About: Patricia Harpring

I am the managing editor of the Getty Vocabulary Program, which compiles, edits, and publishes the three Getty vocabularies (AAT, TGN, ULAN, with the new CONA in development; see the Getty Vocabularies page). I do training and publish papers at various conferences around the country and abroad. My new book, Introduction to Controlled Vocabularies, is fast becoming a textbook in library schools. I have a PhD in Italian Renaissance art history; I have worked in the arenas of art standards and vocabularies at the Getty since 1985. This acquired knowledge of terms and trivia is helpful in the outside world too: I’m a respected opponent in Scrabble. More about Patricia Harpring: Career Profile: Patricia Harpring, Managing Editor of the Getty Vocabulary Program

Posts by Patricia

Posted in Behind the Scenes, Getty Research Institute

What Is 砂金石? The Art & Architecture Thesaurus Publishes Chinese Terms

Necklace with aventurine
Necklace featuring 砂金石 (shā jīn shí), also known as venturina and aventurien

The big news in the Getty Vocabulary Program is that around 3,150 records in the Art & Architecture Thesaurus with one or more Chinese-language equivalent terms, plus descriptive notes and bibliographic citations in Chinese, are now published online.
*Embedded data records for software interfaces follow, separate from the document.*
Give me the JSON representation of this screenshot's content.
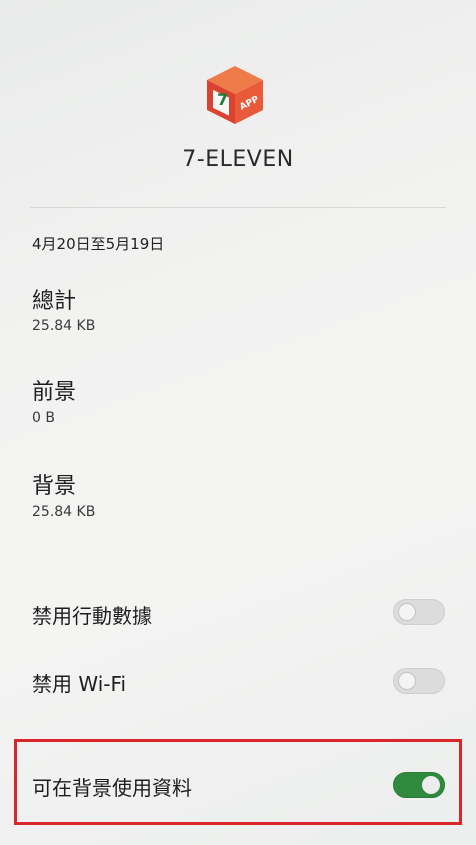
{
  "app": {
    "name": "7-ELEVEN",
    "icon_text": "APP",
    "icon_glyph": "7"
  },
  "usage": {
    "date_range": "4月20日至5月19日",
    "total_label": "總計",
    "total_value": "25.84 KB",
    "foreground_label": "前景",
    "foreground_value": "0 B",
    "background_label": "背景",
    "background_value": "25.84 KB"
  },
  "settings": [
    {
      "label": "禁用行動數據",
      "enabled": false
    },
    {
      "label": "禁用 Wi-Fi",
      "enabled": false
    },
    {
      "label": "可在背景使用資料",
      "enabled": true
    }
  ],
  "colors": {
    "toggle_on": "#2f8a3e",
    "highlight": "#d8262b",
    "app_icon": "#e6533a"
  }
}
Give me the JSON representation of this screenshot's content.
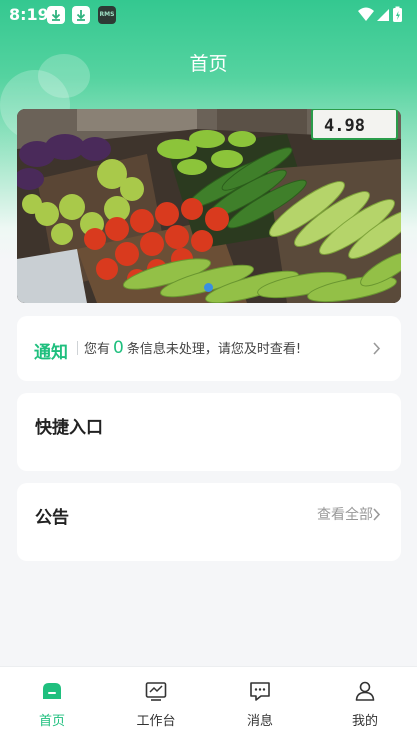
{
  "status_bar": {
    "time": "8:19",
    "rms_label": "RMS",
    "icons": [
      "download-icon",
      "download-icon",
      "app-icon",
      "wifi-icon",
      "signal-icon",
      "battery-icon"
    ]
  },
  "header": {
    "title": "首页"
  },
  "banner": {
    "description": "vegetable market",
    "price_tag": "4.98",
    "active_dot": 1
  },
  "notice": {
    "title": "通知",
    "prefix": "您有",
    "count": "0",
    "suffix": "条信息未处理，请您及时查看!",
    "chevron": "chevron-right-icon"
  },
  "quick_entry": {
    "title": "快捷入口"
  },
  "announcement": {
    "title": "公告",
    "view_all": "查看全部"
  },
  "tabbar": {
    "active": "home",
    "items": [
      {
        "key": "home",
        "label": "首页",
        "icon": "home-icon"
      },
      {
        "key": "workbench",
        "label": "工作台",
        "icon": "workbench-icon"
      },
      {
        "key": "messages",
        "label": "消息",
        "icon": "message-icon"
      },
      {
        "key": "mine",
        "label": "我的",
        "icon": "user-icon"
      }
    ]
  },
  "colors": {
    "accent": "#1fbf7e",
    "header_top": "#34c890",
    "background": "#f5f6f8",
    "card": "#ffffff",
    "text_primary": "#222222",
    "text_muted": "#999999"
  }
}
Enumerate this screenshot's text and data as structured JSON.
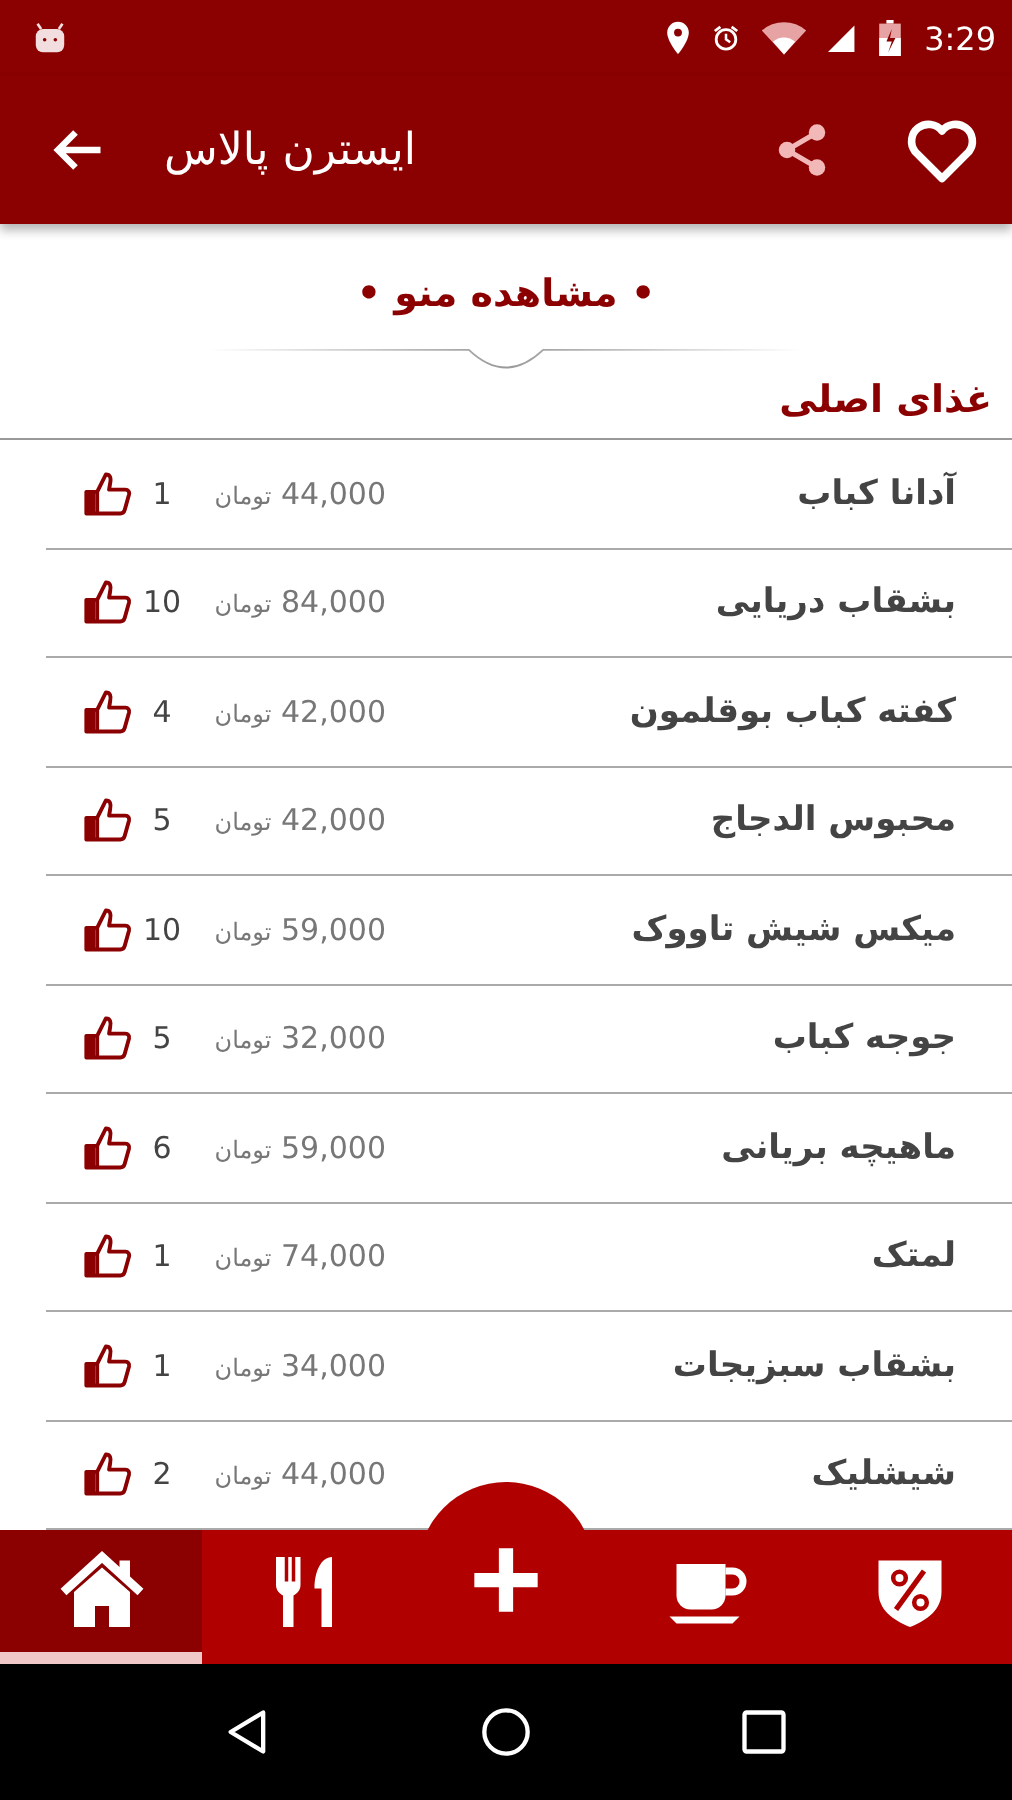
{
  "status_bar": {
    "time": "3:29"
  },
  "toolbar": {
    "title": "ایسترن پالاس"
  },
  "menu_heading": "• مشاهده منو •",
  "section_title": "غذای اصلی",
  "items": [
    {
      "name": "آدانا کباب",
      "price": "44,000",
      "currency": "تومان",
      "likes": "1"
    },
    {
      "name": "بشقاب دریایی",
      "price": "84,000",
      "currency": "تومان",
      "likes": "10"
    },
    {
      "name": "کفته کباب بوقلمون",
      "price": "42,000",
      "currency": "تومان",
      "likes": "4"
    },
    {
      "name": "محبوس الدجاج",
      "price": "42,000",
      "currency": "تومان",
      "likes": "5"
    },
    {
      "name": "میکس شیش تاووک",
      "price": "59,000",
      "currency": "تومان",
      "likes": "10"
    },
    {
      "name": "جوجه کباب",
      "price": "32,000",
      "currency": "تومان",
      "likes": "5"
    },
    {
      "name": "ماهیچه بریانی",
      "price": "59,000",
      "currency": "تومان",
      "likes": "6"
    },
    {
      "name": "لمتک",
      "price": "74,000",
      "currency": "تومان",
      "likes": "1"
    },
    {
      "name": "بشقاب سبزیجات",
      "price": "34,000",
      "currency": "تومان",
      "likes": "1"
    },
    {
      "name": "شیشلیک",
      "price": "44,000",
      "currency": "تومان",
      "likes": "2"
    }
  ],
  "bottom_nav": [
    {
      "kind": "home",
      "selected": true
    },
    {
      "kind": "cutlery",
      "selected": false
    },
    {
      "kind": "add",
      "selected": false
    },
    {
      "kind": "cup",
      "selected": false
    },
    {
      "kind": "discount",
      "selected": false
    }
  ]
}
The Art… More»

Tagged , , , Leave a comment
Posted in Architecture and Design, Conservation, Getty Research Institute

An Update on the Earthquake in Chile
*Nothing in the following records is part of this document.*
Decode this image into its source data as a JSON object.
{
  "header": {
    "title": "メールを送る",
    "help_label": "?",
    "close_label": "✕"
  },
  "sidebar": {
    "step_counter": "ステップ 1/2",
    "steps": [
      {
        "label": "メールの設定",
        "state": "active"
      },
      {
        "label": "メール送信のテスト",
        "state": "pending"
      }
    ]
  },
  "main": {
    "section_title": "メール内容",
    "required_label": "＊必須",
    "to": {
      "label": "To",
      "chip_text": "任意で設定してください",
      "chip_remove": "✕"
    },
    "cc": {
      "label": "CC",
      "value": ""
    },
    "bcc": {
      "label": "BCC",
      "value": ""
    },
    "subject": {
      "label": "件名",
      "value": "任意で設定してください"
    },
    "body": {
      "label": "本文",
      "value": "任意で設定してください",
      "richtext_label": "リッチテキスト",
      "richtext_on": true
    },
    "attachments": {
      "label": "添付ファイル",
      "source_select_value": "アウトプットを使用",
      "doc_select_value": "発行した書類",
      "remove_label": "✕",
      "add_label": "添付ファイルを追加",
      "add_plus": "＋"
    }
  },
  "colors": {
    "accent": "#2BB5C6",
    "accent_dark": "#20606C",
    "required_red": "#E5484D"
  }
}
Earthquake damage at the Museo de Bellas Artes de Talca, Chile. Photo: Jorge Sacaan Riadi

The Getty Art & Architecture Thesaurus (AAT) is a tool for cataloging and retrieving art information. It is being translated into several languages. Our friend and colleague Lina Nagel (manager of the AAT Spanish translation project) at the Centro de… More»
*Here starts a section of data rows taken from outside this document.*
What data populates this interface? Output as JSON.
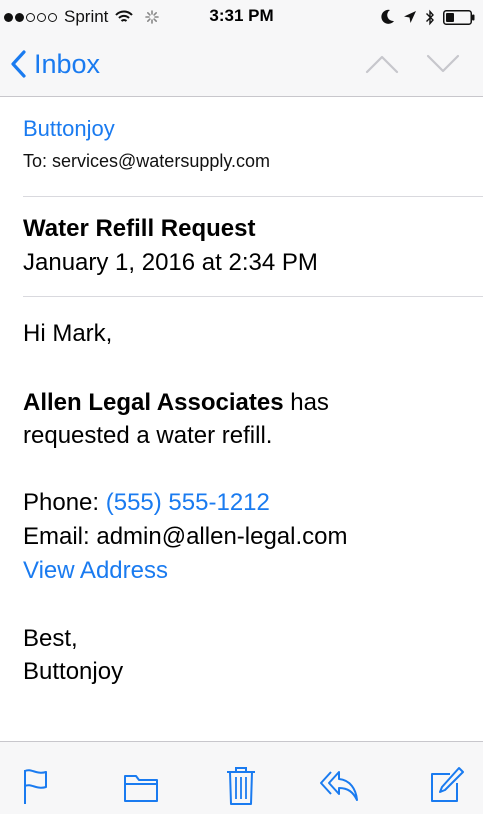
{
  "status_bar": {
    "carrier": "Sprint",
    "time": "3:31 PM",
    "signal_bars_filled": 2,
    "signal_bars_total": 5
  },
  "nav": {
    "back_label": "Inbox",
    "accent_color": "#1a7bf0"
  },
  "message": {
    "sender": "Buttonjoy",
    "to_line": "To: services@watersupply.com",
    "subject": "Water Refill Request",
    "date": "January 1, 2016 at 2:34 PM",
    "greeting": "Hi Mark,",
    "company": "Allen Legal Associates",
    "request_tail": " has",
    "request_line2": "requested a water refill.",
    "phone_label": "Phone: ",
    "phone_value": "(555) 555-1212",
    "email_line": "Email: admin@allen-legal.com",
    "view_address": "View Address",
    "signoff": "Best,",
    "signature": "Buttonjoy"
  },
  "toolbar": {
    "icons": [
      "flag-icon",
      "folder-icon",
      "trash-icon",
      "reply-icon",
      "compose-icon"
    ]
  }
}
Tagged Leave a comment
  • Facebook

  • Twitter

  • Tumblr

    • photo from Tumblr

      Photography of Troubled Dreams

      Japanese photographer Shiga Lieko works with local communities, immersing herself in them and incorporating their histories and myths into her photographs. Her series Rasen Kaigan (Spiral Shore) was created between 2009 and 2012 in Kitakama, Japan, a coastal village devastated by the earthquake and tsunami of March 11, 2011. The images possess a dreamlike, postapocalyptic quality that evokes myth, natural disaster, and trauma.

      Six from the series are included in the exhibition The Younger Generation: Contemporary Japanese Photography (through February 21).

      Three images from Shiga Lieko’s series Rasen Kaigan (Spiral Shore), from top: Rasen Kaigan 39 and Portrait of Cultivation, 2009; Rasen Kaigan 21, 2012. Chromogenic prints. The J. Paul Getty Museum, Purchased with funds provided by the Photographs Council, 2015.1.2.–.4 © Shiga Lieko

      02/13/16

  • Flickr